Articles detailing the “failings” of celebrity estate plans are some of the more common “click-baitish” news items you’ll see related to estate planning. The one I saw today related to Lou Reed, his 34-page will, and the fact that he should have done a revocable trust. The article can be found here.
I bring this up for a few reasons:
- (shamless plug) I welcome all celebrities that would like me to handle their estate planning. (/shameless plug)
- Revocable trusts are amazing and affordable estate planning tools. Admittedly, any revocable trust drafted for the estate of someone like Lou Reed wouldn’t be run of the mill, and would likely have made his 34-page will look like a blog post, but the importance of one can’t really be overstated. If you have an estate that you’d like to keep private, or have real property in multiple states, or would like to provide for family members (like Mr. Reed wanted to provide for his elderly mother), a revocable trust can make the administration of your estate much easier. BUT:
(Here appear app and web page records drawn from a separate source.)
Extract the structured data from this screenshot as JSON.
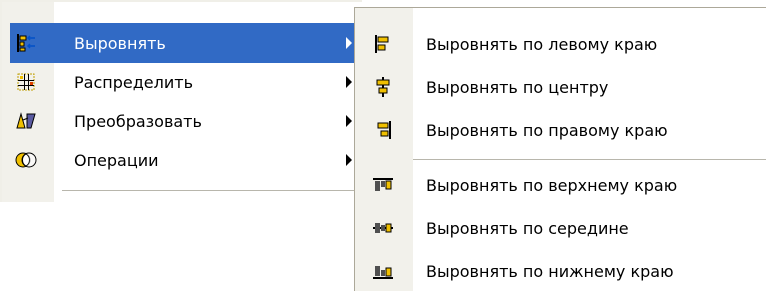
{
  "main_menu": {
    "items": [
      {
        "label": "Выровнять",
        "icon": "align-icon",
        "has_submenu": true,
        "selected": true
      },
      {
        "label": "Распределить",
        "icon": "distribute-icon",
        "has_submenu": true,
        "selected": false
      },
      {
        "label": "Преобразовать",
        "icon": "transform-icon",
        "has_submenu": true,
        "selected": false
      },
      {
        "label": "Операции",
        "icon": "operations-icon",
        "has_submenu": true,
        "selected": false
      }
    ]
  },
  "submenu": {
    "items": [
      {
        "label": "Выровнять по левому краю",
        "icon": "align-left-icon"
      },
      {
        "label": "Выровнять по центру",
        "icon": "align-center-icon"
      },
      {
        "label": "Выровнять по правому краю",
        "icon": "align-right-icon"
      },
      {
        "label": "Выровнять по верхнему краю",
        "icon": "align-top-icon"
      },
      {
        "label": "Выровнять по середине",
        "icon": "align-middle-icon"
      },
      {
        "label": "Выровнять по нижнему краю",
        "icon": "align-bottom-icon"
      }
    ]
  },
  "colors": {
    "selection": "#316ac5",
    "gutter": "#f2f1eb",
    "icon_yellow": "#f0c000",
    "icon_dark": "#505050"
  }
}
- Just because someone does a will instead of a trust doesn’t mean their estate plan is bad, or incomplete. It is quite possible that Mr. Reed sat down with his estate planning attorney, and the attorney began discussing trusts, and Mr. Reed threw up his hands and said “I’m not interested in trusts — I just want to do a will.” To which the attorney most likely protested, but at the end of the day, it’s the client’s decision. And if Lou Reed only wanted a will, that’s the end of it. It’s much better than doing nothing at all and leaving it to the laws of the State of New York. His wishes were met through the will. Was it the cleanest or best method? Not in my opinion. But just because you don’t do a trust doesn’t mean your estate planning was awful. The key is having a plan, and that’s something we can help with.